The last-ever Airbus A380 to roll off the production line has completed its first flight, 16 years after the model made its debut.
On March 17, MSN 272 took off from the planemaker’s Jean-Luc Lagardere plant, a purpose-built facility at Toulouse-Blagnac Airport in southern France.
Its destination on this test flight was Airbus’ manufacturing plant at Hamburg-Finkenwerder Airport in Germany. This is where the cabin will be fitted out and the aircraft painted in an Emirates livery.
Putting together an A380 is a gargantuan task, with 1,500 companies involved in manufacturing all the individual parts, from rivets to bolts, to seats and engines.
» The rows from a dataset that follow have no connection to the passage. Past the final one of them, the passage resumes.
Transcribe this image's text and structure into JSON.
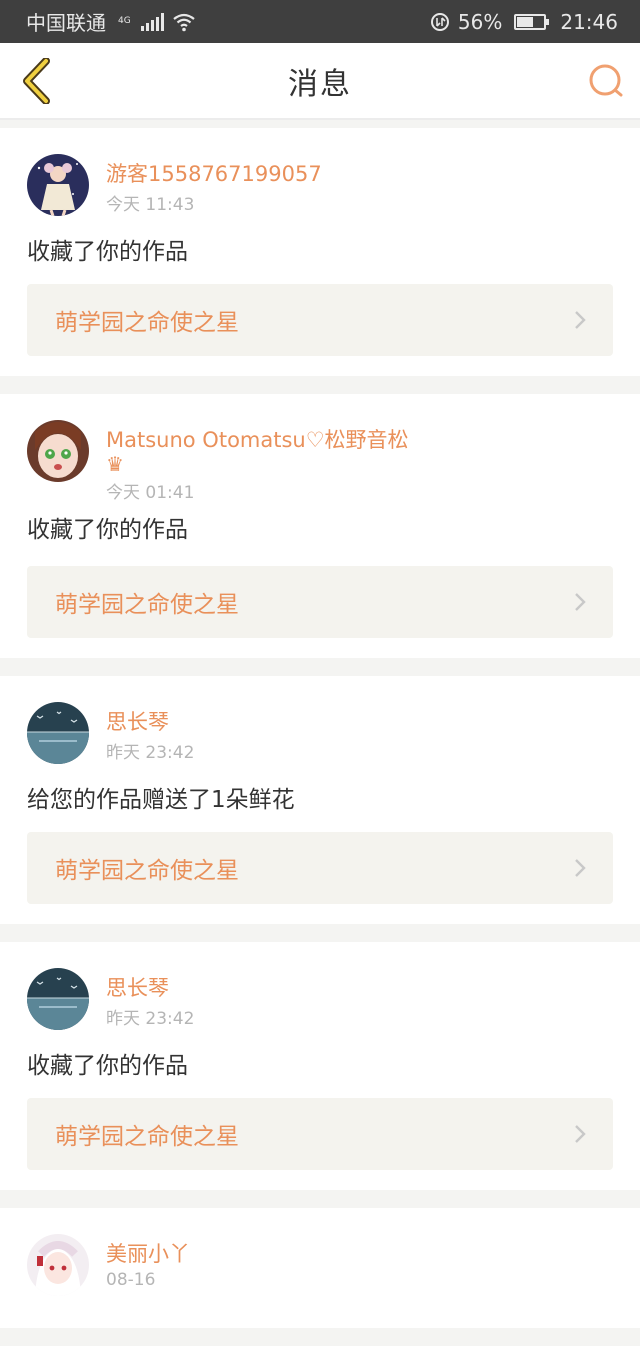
{
  "status_bar": {
    "carrier": "中国联通",
    "network": "4G",
    "battery_percent": "56%",
    "battery_level": 0.56,
    "time": "21:46"
  },
  "header": {
    "title": "消息",
    "back_icon": "chevron-left-icon",
    "search_icon": "search-icon"
  },
  "colors": {
    "accent": "#e9905a",
    "text": "#333333",
    "muted": "#b5b5b5",
    "box_bg": "#f4f3ee"
  },
  "messages": [
    {
      "user": "游客1558767199057",
      "time": "今天 11:43",
      "action": "收藏了你的作品",
      "work": "萌学园之命使之星",
      "has_crown": false
    },
    {
      "user": "Matsuno Otomatsu♡松野音松",
      "crown": "♛",
      "time": "今天 01:41",
      "action": "收藏了你的作品",
      "work": "萌学园之命使之星",
      "has_crown": true
    },
    {
      "user": "思长琴",
      "time": "昨天 23:42",
      "action": "给您的作品赠送了1朵鲜花",
      "work": "萌学园之命使之星",
      "has_crown": false
    },
    {
      "user": "思长琴",
      "time": "昨天 23:42",
      "action": "收藏了你的作品",
      "work": "萌学园之命使之星",
      "has_crown": false
    },
    {
      "user": "美丽小丫",
      "time": "08-16",
      "action": "",
      "work": "",
      "has_crown": false
    }
  ]
}
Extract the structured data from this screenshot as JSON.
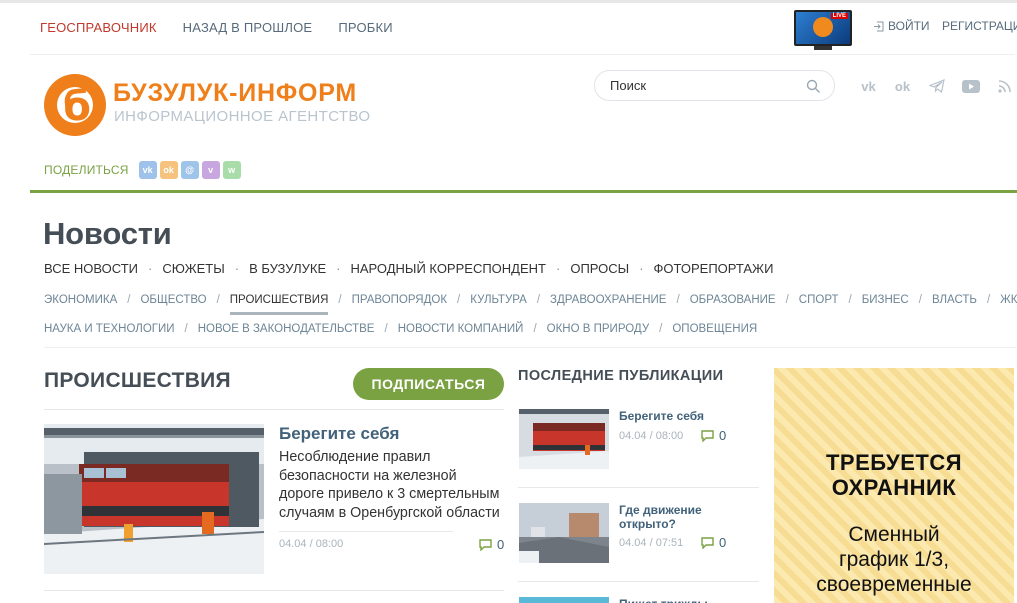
{
  "topnav": {
    "geo": "ГЕОСПРАВОЧНИК",
    "past": "НАЗАД В ПРОШЛОЕ",
    "traffic": "ПРОБКИ"
  },
  "live_badge": "LIVE",
  "auth": {
    "login": "ВОЙТИ",
    "register": "РЕГИСТРАЦИЯ"
  },
  "brand": {
    "name": "БУЗУЛУК-ИНФОРМ",
    "tagline": "ИНФОРМАЦИОННОЕ АГЕНТСТВО",
    "color": "#ef7f1a"
  },
  "search": {
    "placeholder": "Поиск"
  },
  "socials": [
    "vk-icon",
    "odnoklassniki-icon",
    "telegram-icon",
    "youtube-icon",
    "rss-icon"
  ],
  "share": {
    "label": "ПОДЕЛИТЬСЯ",
    "buttons": [
      {
        "icon": "vk-icon",
        "color": "#9ec2ea"
      },
      {
        "icon": "odnoklassniki-icon",
        "color": "#f5c37e"
      },
      {
        "icon": "moimir-icon",
        "color": "#9fc4ea"
      },
      {
        "icon": "viber-icon",
        "color": "#c8a6e0"
      },
      {
        "icon": "whatsapp-icon",
        "color": "#a8dca8"
      }
    ]
  },
  "page_title": "Новости",
  "main_nav": [
    "ВСЕ НОВОСТИ",
    "СЮЖЕТЫ",
    "В БУЗУЛУКЕ",
    "НАРОДНЫЙ КОРРЕСПОНДЕНТ",
    "ОПРОСЫ",
    "ФОТОРЕПОРТАЖИ"
  ],
  "categories_row1": [
    "ЭКОНОМИКА",
    "ОБЩЕСТВО",
    "ПРОИСШЕСТВИЯ",
    "ПРАВОПОРЯДОК",
    "КУЛЬТУРА",
    "ЗДРАВООХРАНЕНИЕ",
    "ОБРАЗОВАНИЕ",
    "СПОРТ",
    "БИЗНЕС",
    "ВЛАСТЬ",
    "ЖКХ"
  ],
  "categories_row2": [
    "НАУКА И ТЕХНОЛОГИИ",
    "НОВОЕ В ЗАКОНОДАТЕЛЬСТВЕ",
    "НОВОСТИ КОМПАНИЙ",
    "ОКНО В ПРИРОДУ",
    "ОПОВЕЩЕНИЯ"
  ],
  "active_category": "ПРОИСШЕСТВИЯ",
  "section": {
    "title": "ПРОИСШЕСТВИЯ",
    "subscribe": "ПОДПИСАТЬСЯ"
  },
  "main_article": {
    "title": "Берегите себя",
    "lead": "Несоблюдение правил безопасности на железной дороге привело к 3 смертельным случаям в Оренбургской области",
    "date": "04.04 / 08:00",
    "comments": "0"
  },
  "latest": {
    "title": "ПОСЛЕДНИЕ ПУБЛИКАЦИИ",
    "items": [
      {
        "title": "Берегите себя",
        "date": "04.04 / 08:00",
        "comments": "0"
      },
      {
        "title": "Где движение открыто?",
        "date": "04.04 / 07:51",
        "comments": "0"
      },
      {
        "title": "Пишет трижды почетно-за"
      }
    ]
  },
  "banner": {
    "line1": "ТРЕБУЕТСЯ",
    "line2": "ОХРАННИК",
    "line3": "Сменный",
    "line4": "график 1/3,",
    "line5": "своевременные"
  },
  "colors": {
    "accent_green": "#7aa243",
    "link_blue": "#41627a",
    "nav_red": "#c0392b"
  }
}
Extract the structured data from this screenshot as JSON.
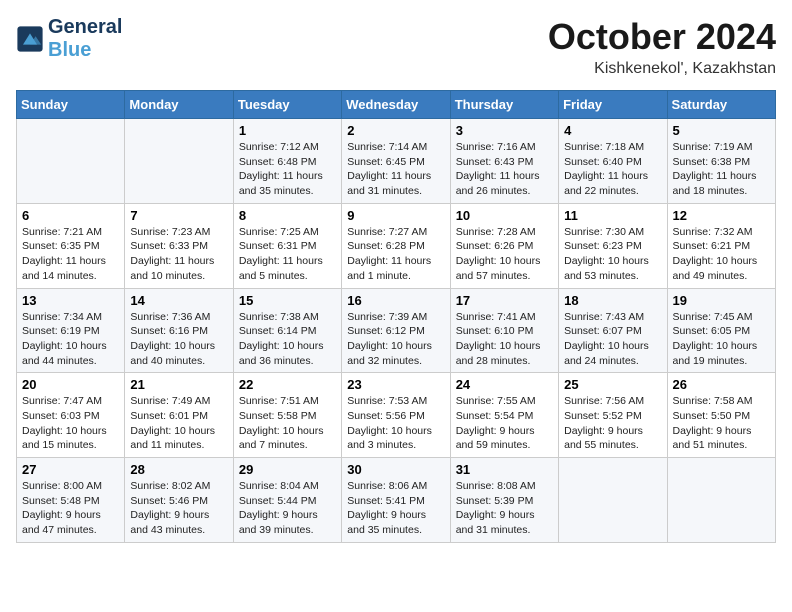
{
  "logo": {
    "line1": "General",
    "line2": "Blue"
  },
  "title": "October 2024",
  "location": "Kishkenekol', Kazakhstan",
  "days_of_week": [
    "Sunday",
    "Monday",
    "Tuesday",
    "Wednesday",
    "Thursday",
    "Friday",
    "Saturday"
  ],
  "weeks": [
    [
      {
        "day": "",
        "info": ""
      },
      {
        "day": "",
        "info": ""
      },
      {
        "day": "1",
        "info": "Sunrise: 7:12 AM\nSunset: 6:48 PM\nDaylight: 11 hours\nand 35 minutes."
      },
      {
        "day": "2",
        "info": "Sunrise: 7:14 AM\nSunset: 6:45 PM\nDaylight: 11 hours\nand 31 minutes."
      },
      {
        "day": "3",
        "info": "Sunrise: 7:16 AM\nSunset: 6:43 PM\nDaylight: 11 hours\nand 26 minutes."
      },
      {
        "day": "4",
        "info": "Sunrise: 7:18 AM\nSunset: 6:40 PM\nDaylight: 11 hours\nand 22 minutes."
      },
      {
        "day": "5",
        "info": "Sunrise: 7:19 AM\nSunset: 6:38 PM\nDaylight: 11 hours\nand 18 minutes."
      }
    ],
    [
      {
        "day": "6",
        "info": "Sunrise: 7:21 AM\nSunset: 6:35 PM\nDaylight: 11 hours\nand 14 minutes."
      },
      {
        "day": "7",
        "info": "Sunrise: 7:23 AM\nSunset: 6:33 PM\nDaylight: 11 hours\nand 10 minutes."
      },
      {
        "day": "8",
        "info": "Sunrise: 7:25 AM\nSunset: 6:31 PM\nDaylight: 11 hours\nand 5 minutes."
      },
      {
        "day": "9",
        "info": "Sunrise: 7:27 AM\nSunset: 6:28 PM\nDaylight: 11 hours\nand 1 minute."
      },
      {
        "day": "10",
        "info": "Sunrise: 7:28 AM\nSunset: 6:26 PM\nDaylight: 10 hours\nand 57 minutes."
      },
      {
        "day": "11",
        "info": "Sunrise: 7:30 AM\nSunset: 6:23 PM\nDaylight: 10 hours\nand 53 minutes."
      },
      {
        "day": "12",
        "info": "Sunrise: 7:32 AM\nSunset: 6:21 PM\nDaylight: 10 hours\nand 49 minutes."
      }
    ],
    [
      {
        "day": "13",
        "info": "Sunrise: 7:34 AM\nSunset: 6:19 PM\nDaylight: 10 hours\nand 44 minutes."
      },
      {
        "day": "14",
        "info": "Sunrise: 7:36 AM\nSunset: 6:16 PM\nDaylight: 10 hours\nand 40 minutes."
      },
      {
        "day": "15",
        "info": "Sunrise: 7:38 AM\nSunset: 6:14 PM\nDaylight: 10 hours\nand 36 minutes."
      },
      {
        "day": "16",
        "info": "Sunrise: 7:39 AM\nSunset: 6:12 PM\nDaylight: 10 hours\nand 32 minutes."
      },
      {
        "day": "17",
        "info": "Sunrise: 7:41 AM\nSunset: 6:10 PM\nDaylight: 10 hours\nand 28 minutes."
      },
      {
        "day": "18",
        "info": "Sunrise: 7:43 AM\nSunset: 6:07 PM\nDaylight: 10 hours\nand 24 minutes."
      },
      {
        "day": "19",
        "info": "Sunrise: 7:45 AM\nSunset: 6:05 PM\nDaylight: 10 hours\nand 19 minutes."
      }
    ],
    [
      {
        "day": "20",
        "info": "Sunrise: 7:47 AM\nSunset: 6:03 PM\nDaylight: 10 hours\nand 15 minutes."
      },
      {
        "day": "21",
        "info": "Sunrise: 7:49 AM\nSunset: 6:01 PM\nDaylight: 10 hours\nand 11 minutes."
      },
      {
        "day": "22",
        "info": "Sunrise: 7:51 AM\nSunset: 5:58 PM\nDaylight: 10 hours\nand 7 minutes."
      },
      {
        "day": "23",
        "info": "Sunrise: 7:53 AM\nSunset: 5:56 PM\nDaylight: 10 hours\nand 3 minutes."
      },
      {
        "day": "24",
        "info": "Sunrise: 7:55 AM\nSunset: 5:54 PM\nDaylight: 9 hours\nand 59 minutes."
      },
      {
        "day": "25",
        "info": "Sunrise: 7:56 AM\nSunset: 5:52 PM\nDaylight: 9 hours\nand 55 minutes."
      },
      {
        "day": "26",
        "info": "Sunrise: 7:58 AM\nSunset: 5:50 PM\nDaylight: 9 hours\nand 51 minutes."
      }
    ],
    [
      {
        "day": "27",
        "info": "Sunrise: 8:00 AM\nSunset: 5:48 PM\nDaylight: 9 hours\nand 47 minutes."
      },
      {
        "day": "28",
        "info": "Sunrise: 8:02 AM\nSunset: 5:46 PM\nDaylight: 9 hours\nand 43 minutes."
      },
      {
        "day": "29",
        "info": "Sunrise: 8:04 AM\nSunset: 5:44 PM\nDaylight: 9 hours\nand 39 minutes."
      },
      {
        "day": "30",
        "info": "Sunrise: 8:06 AM\nSunset: 5:41 PM\nDaylight: 9 hours\nand 35 minutes."
      },
      {
        "day": "31",
        "info": "Sunrise: 8:08 AM\nSunset: 5:39 PM\nDaylight: 9 hours\nand 31 minutes."
      },
      {
        "day": "",
        "info": ""
      },
      {
        "day": "",
        "info": ""
      }
    ]
  ]
}
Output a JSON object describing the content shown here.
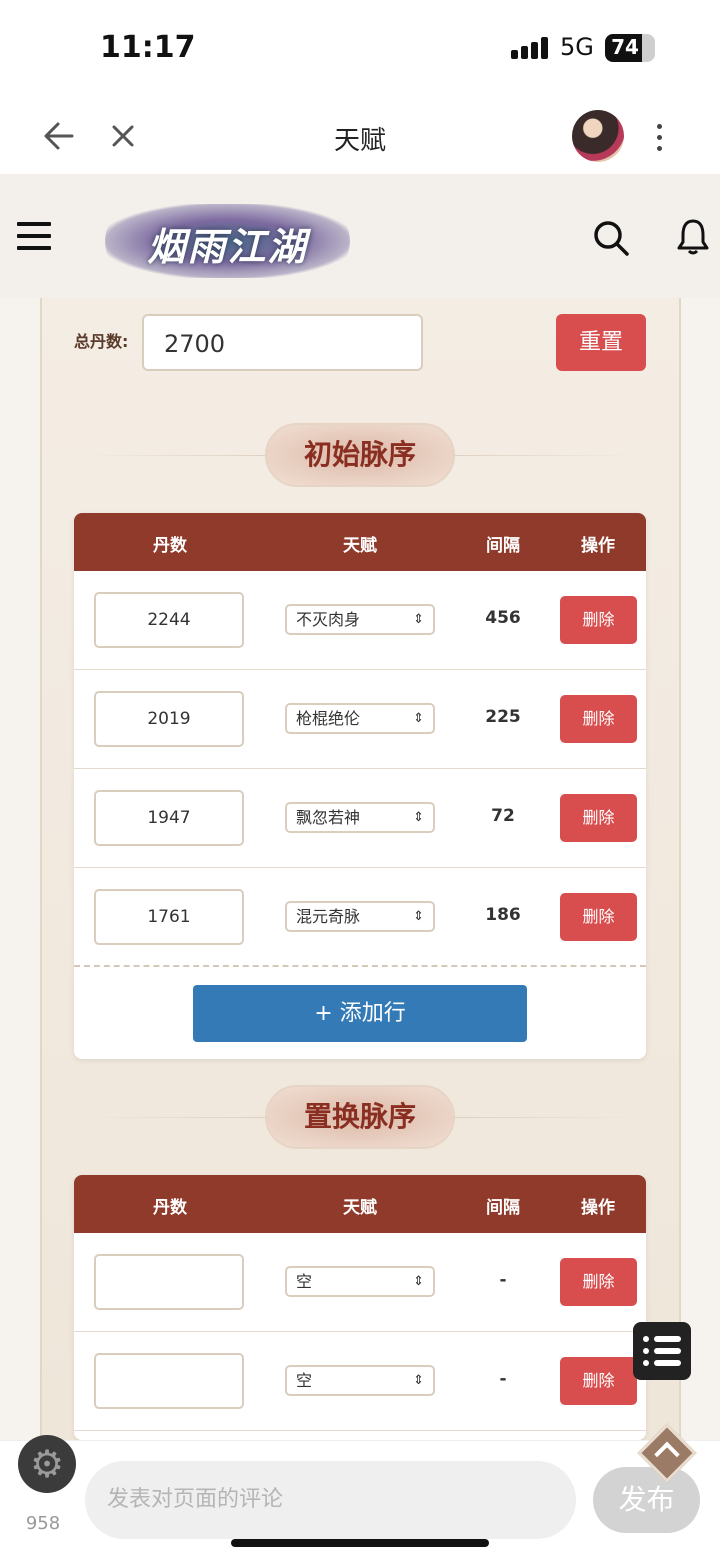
{
  "status_bar": {
    "time": "11:17",
    "network": "5G",
    "battery": "74",
    "battery_level": 0.74,
    "signal_bars": 4
  },
  "nav": {
    "title": "天赋",
    "back_icon": "arrow-left-icon",
    "close_icon": "close-icon",
    "more_icon": "more-vertical-icon"
  },
  "site": {
    "logo_text": "烟雨江湖",
    "menu_icon": "menu-icon",
    "search_icon": "search-icon",
    "bell_icon": "bell-icon"
  },
  "total": {
    "label": "总丹数:",
    "value": "2700",
    "reset_label": "重置"
  },
  "initial": {
    "title": "初始脉序",
    "headers": {
      "dan": "丹数",
      "talent": "天赋",
      "gap": "间隔",
      "op": "操作"
    },
    "rows": [
      {
        "dan": "2244",
        "talent": "不灭肉身",
        "gap": "456",
        "delete": "删除"
      },
      {
        "dan": "2019",
        "talent": "枪棍绝伦",
        "gap": "225",
        "delete": "删除"
      },
      {
        "dan": "1947",
        "talent": "飘忽若神",
        "gap": "72",
        "delete": "删除"
      },
      {
        "dan": "1761",
        "talent": "混元奇脉",
        "gap": "186",
        "delete": "删除"
      }
    ],
    "add_row_label": "+ 添加行"
  },
  "replace": {
    "title": "置换脉序",
    "headers": {
      "dan": "丹数",
      "talent": "天赋",
      "gap": "间隔",
      "op": "操作"
    },
    "rows": [
      {
        "dan": "",
        "talent": "空",
        "gap": "-",
        "delete": "删除"
      },
      {
        "dan": "",
        "talent": "空",
        "gap": "-",
        "delete": "删除"
      }
    ]
  },
  "bottom": {
    "comment_placeholder": "发表对页面的评论",
    "post_label": "发布",
    "count": "958",
    "settings_icon": "gear-icon",
    "list_icon": "list-icon",
    "top_icon": "back-to-top-icon"
  },
  "colors": {
    "header_red": "#8f3a2a",
    "button_red": "#d84e4e",
    "button_blue": "#337ab7",
    "title_red": "#8a2e22"
  }
}
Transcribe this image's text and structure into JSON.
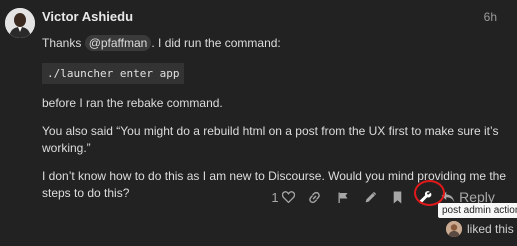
{
  "post": {
    "username": "Victor Ashiedu",
    "timestamp": "6h",
    "body": {
      "thanks_prefix": "Thanks ",
      "mention": "@pfaffman",
      "thanks_suffix": ". I did run the command:",
      "code": "./launcher enter app",
      "para2": "before I ran the rebake command.",
      "para3": "You also said “You might do a rebuild html on a post from the UX first to make sure it’s working.”",
      "para4": "I don’t know how to do this as I am new to Discourse. Would you mind providing me the steps to do this?"
    }
  },
  "actions": {
    "like_count": "1",
    "reply_label": "Reply",
    "tooltip": "post admin actions",
    "icons": [
      "heart-icon",
      "link-icon",
      "flag-icon",
      "pencil-icon",
      "bookmark-icon",
      "wrench-icon",
      "reply-arrow-icon"
    ]
  },
  "likes": {
    "liked_text": "liked this"
  },
  "colors": {
    "background": "#222222",
    "highlight_ring": "#e0191b",
    "action_gray": "#a7a7a7"
  }
}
Four million individual parts needed to be flown, driven, and shipped from 30 different countries.
The last convoy to the Final Assembly Line (FAL) took place in February 2020, with hundreds turning out in the French village of Levignac to see the wings, fuselage sections, and horizontal tailplane transported by a truck — just a month before the pandemic made mass gatherings impossible.
Fuselage sections came from Hamburg, Germany, and Saint-Nazaire, France; the horizontal tailplane was manufactured in Cadiz, Spain; and the vertical tail fin was also made in Hamburg.
The Airbus A380 was developed at a cost of $25 billion and, with a capacity of up to 853 passengers, it’s the largest mass-produced civil airliner in history. The superjumbo’s first delivery was to Singapore Airlines in 2007, and since then close to 250 A380s have rolled off the line in Toulouse.
It’s now two years since Airbus announced that it would be discontinuing the airplane.
MSN 272, the last @Airbus A380 built, doing a low-pass & wing wave in Toulouse on March 17 before flying to Hamburg (XFW). Video: Virgile Prodault @Virgile_prd ✈️ @jonostrower @AirlineFlyer @airlivenet @jvreymondon @AirbusPRESS @jetcitystar @AA380fanclub @AgueraMartin @emirates pic.twitter.com/zW2PJofN6I
— Aeronews (@AeronewsGlobal) March 17, 2021
“It’s a painful decision,” Airbus CEO Tom Enders said in February 2019. “We’ve invested a lot of effort, a lot of resources, and a lot of sweat into this aircraft.”
Last month, Australian Aviation reported how a Singapore Airlines A380 left Australia’s Alice Springs ‘boneyard’ to be fitted with a new cabin allowing it to eventually return to service.
The carrier, the launch customer for the double-decker, is set to retire seven of its A380 but crucially keep 12 in service.
It comes despite speculation the aircraft is nearing the end of its time in the skies, globally. Most notably, in May last year, Air France retired its entire fleet, while Airbus has already began suspending production.
The vote of confidence comes after Qantas chief executive Alan Joyce said earlier this month he believes the airline’s A380 fleet will still be profitable when the COVID crisis ends.
In an interview with Brussels-based Eurocontrol, Joyce said it was “heartbreaking” to see the aircraft stored in the Mojave Desert and insisted that curfews and expensive airport slots meant flying them will still be profitable.
Additional reporting by Airlinerwatch.com